- The moisture content level that is contained inside of each of the firewoods.
- How efficient the combustion process is.
All of these elements help to determine how long the crackling and popping will last, and how much noise will be created after the woods starts to burn in your fireplace.
No matter how you stack wood in the fireplace, it’s not going to change the popping!
Caused by the Types of Woods Used in Your Fireplace
As mentioned earlier, the types of firewood that you choose can make a huge difference in how many pops and crackles you and your family will hear inside of your fireplaces. Therefore, you need to pay close attention to the types of woods that you purchase for your home.
For instance, if you prefer a lot of popping and crackling to set the ambiance on a particular evening or late at night, you may want to buy softwood logs. This is because softwood logs have more pockets inside them to trap the air.
On the other hand, if you do not want your pops and crackles to create a lot of unnecessary noises, you will get fewer crackles and pops by burning hardwood logs instead.
Caused by Moisture Content in the Wood Used
But wait – the type of wood that you use in your fireplace is not the only factor involved in this equation, you need to know about the moisture level inside of these woods, too. Typically, when the moisture in the wood is high, the pops and crackling noises are a lot more frequent.
This is because the moisture in the wood begins to evaporate quickly, while also pushing the moisture out of the wood in the form of more steam. And, in these moments, the popping and crackling picks up and increases until the moisture in the wood dissipates.
What this means is, you can also control the frequency of these noises by choosing wood that has the moisture content level that is best suited for you and your needs.

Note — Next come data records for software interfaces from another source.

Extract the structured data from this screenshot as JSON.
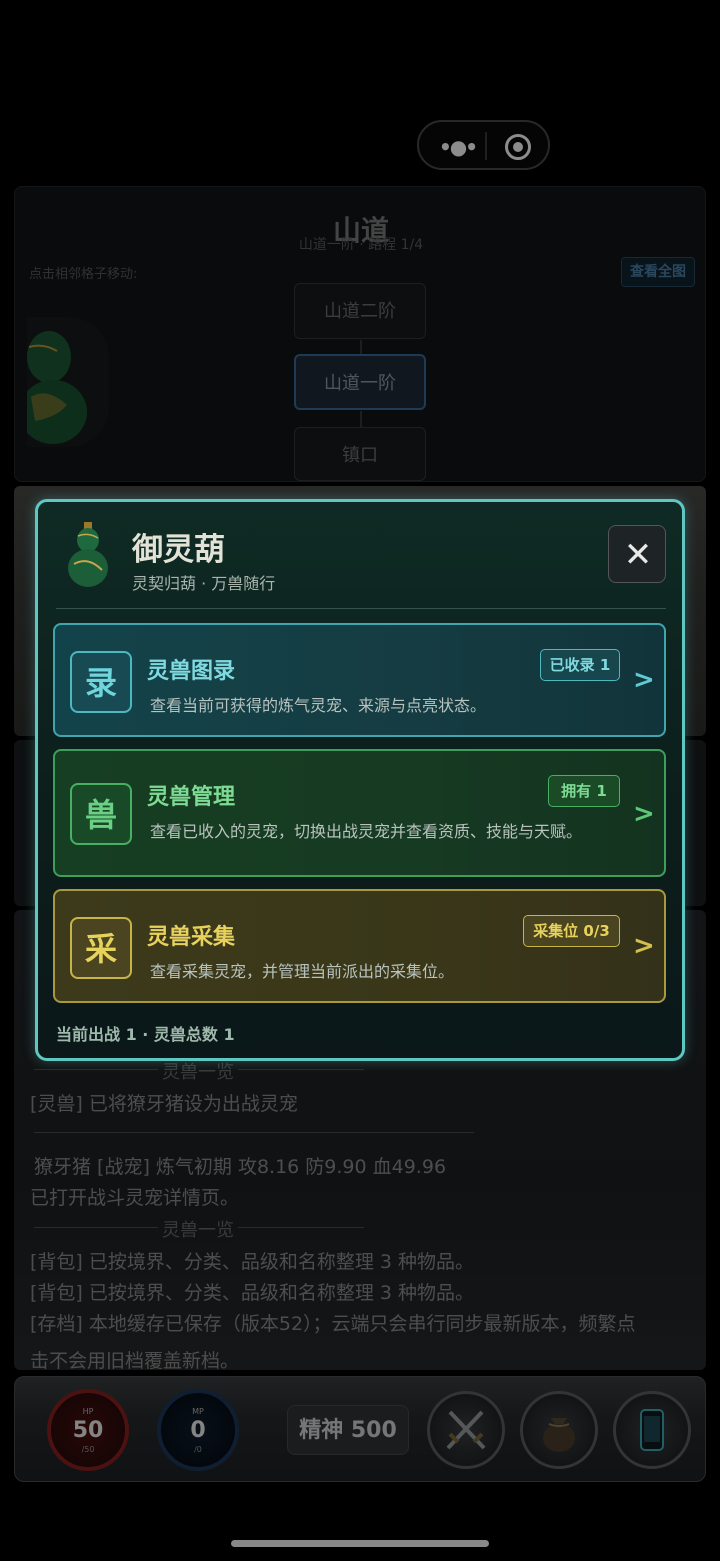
{
  "map": {
    "title": "山道",
    "subtitle": "山道一阶 · 路程 1/4",
    "hint": "点击相邻格子移动:",
    "view_full": "查看全图",
    "nodes": [
      "山道二阶",
      "山道一阶",
      "镇口"
    ]
  },
  "modal": {
    "title": "御灵葫",
    "subtitle": "灵契归葫 · 万兽随行",
    "close_symbol": "✕",
    "cards": [
      {
        "glyph": "录",
        "title": "灵兽图录",
        "badge": "已收录 1",
        "desc": "查看当前可获得的炼气灵宠、来源与点亮状态。",
        "arrow": ">"
      },
      {
        "glyph": "兽",
        "title": "灵兽管理",
        "badge": "拥有 1",
        "desc": "查看已收入的灵宠，切换出战灵宠并查看资质、技能与天赋。",
        "arrow": ">"
      },
      {
        "glyph": "采",
        "title": "灵兽采集",
        "badge": "采集位 0/3",
        "desc": "查看采集灵宠，并管理当前派出的采集位。",
        "arrow": ">"
      }
    ],
    "footer": "当前出战 1 · 灵兽总数 1"
  },
  "log": {
    "section_title_1": "灵兽一览",
    "line_1": "[灵兽] 已将獠牙猪设为出战灵宠",
    "line_2": "獠牙猪 [战宠] 炼气初期 攻8.16 防9.90 血49.96",
    "line_3": "已打开战斗灵宠详情页。",
    "section_title_2": "灵兽一览",
    "line_4": "[背包] 已按境界、分类、品级和名称整理 3 种物品。",
    "line_5": "[背包] 已按境界、分类、品级和名称整理 3 种物品。",
    "line_6": "[存档] 本地缓存已保存（版本52）；云端只会串行同步最新版本，频繁点",
    "line_7": "击不会用旧档覆盖新档。"
  },
  "bottombar": {
    "hp_label": "HP",
    "hp_value": "50",
    "hp_max": "/50",
    "mp_label": "MP",
    "mp_value": "0",
    "mp_max": "/0",
    "spirit": "精神 500"
  },
  "icons": {
    "more": "more-dots-icon",
    "capsule_close": "target-icon",
    "gourd": "gourd-icon",
    "battle": "crossed-swords-icon",
    "bag": "pouch-icon",
    "phone": "phone-icon"
  },
  "colors": {
    "modal_border": "#5fc7c2",
    "card_cyan": "#3fa6b0",
    "card_green": "#3e9f58",
    "card_gold": "#a89a3c",
    "hp": "#8a2020",
    "mp": "#1c3a5a"
  }
}
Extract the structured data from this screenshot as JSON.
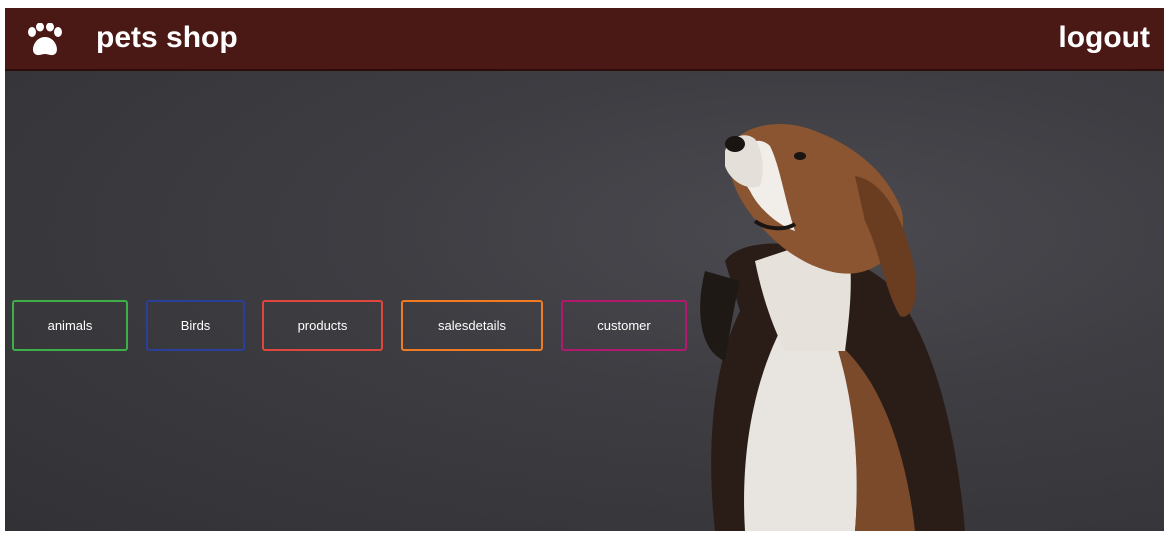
{
  "header": {
    "logo_icon": "paw-icon",
    "title": "pets shop",
    "logout_label": "logout",
    "background": "#4a1815"
  },
  "nav": {
    "buttons": [
      {
        "label": "animals",
        "border": "#3fae49"
      },
      {
        "label": "Birds",
        "border": "#2a3f9a"
      },
      {
        "label": "products",
        "border": "#e0473c"
      },
      {
        "label": "salesdetails",
        "border": "#f07b22"
      },
      {
        "label": "customer",
        "border": "#b2196e"
      }
    ]
  },
  "hero": {
    "image": "beagle-dog-photo"
  }
}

Here are 2 options that you can make your choices from.
Unseasoned Green Wood
Typically, if you want the moisture level content to be higher in order to create the effect that you are looking for, you should shop around for unseasoned ‘green wood’ because it is much higher in moisture content.
Unseasoned greenwood is better for more pops and crackling in your fireplace.
However, there is also one downside to choosing greenwood to use in your fireplace. And, that is, unseasoned wood is not as easy to light for a fire, and is highly inefficient in keeping the fire burning for longer periods.
Properly Seasoned or Kiln Dried Firewood
Or, if you prefer to minimize the amounts of popping and crackling that you hear in your fireplace, your better choice is using properly seasoned or kiln-dried firewood. The choice is up to you, your needs, and your preferences.
How to Stop Firewood and Your Chimney From Popping
Once you have the logs of firewood in the fireplace, the popping and cracking usually begins.
While this sound, for some people, may be a fond favorable memory of the past, others may view these sounds as an irritating noise that needs to be eliminated as quickly as possible.
Therefore, the question is, how can someone stop your firewood and your chimney from popping without having to wait for it to die down naturally?
The answer to this question may vary. This is mainly because, in some situations, the fireplace itself may be making popping noises because of dirt build-up inside the chimney.
And, it needs to be cleaned out thoroughly before the popping and crackling will stop. Also, to get to the root of this kind of problem, you may need a professional chimney cleaner to help inspect your chimney each year before your family uses it.
The reasons why firewood pops and crackles in your fireplace can vary based on a number of different factors. Some of the most commonly known includes the creation of a chemical reaction, the type of woods used, and the moisture content level in your wooden logs.
Therefore, if you want to control how much your fireplace pops and cracks during start up, you need to choose the best types of wood logs to create the sound effects that you are looking for.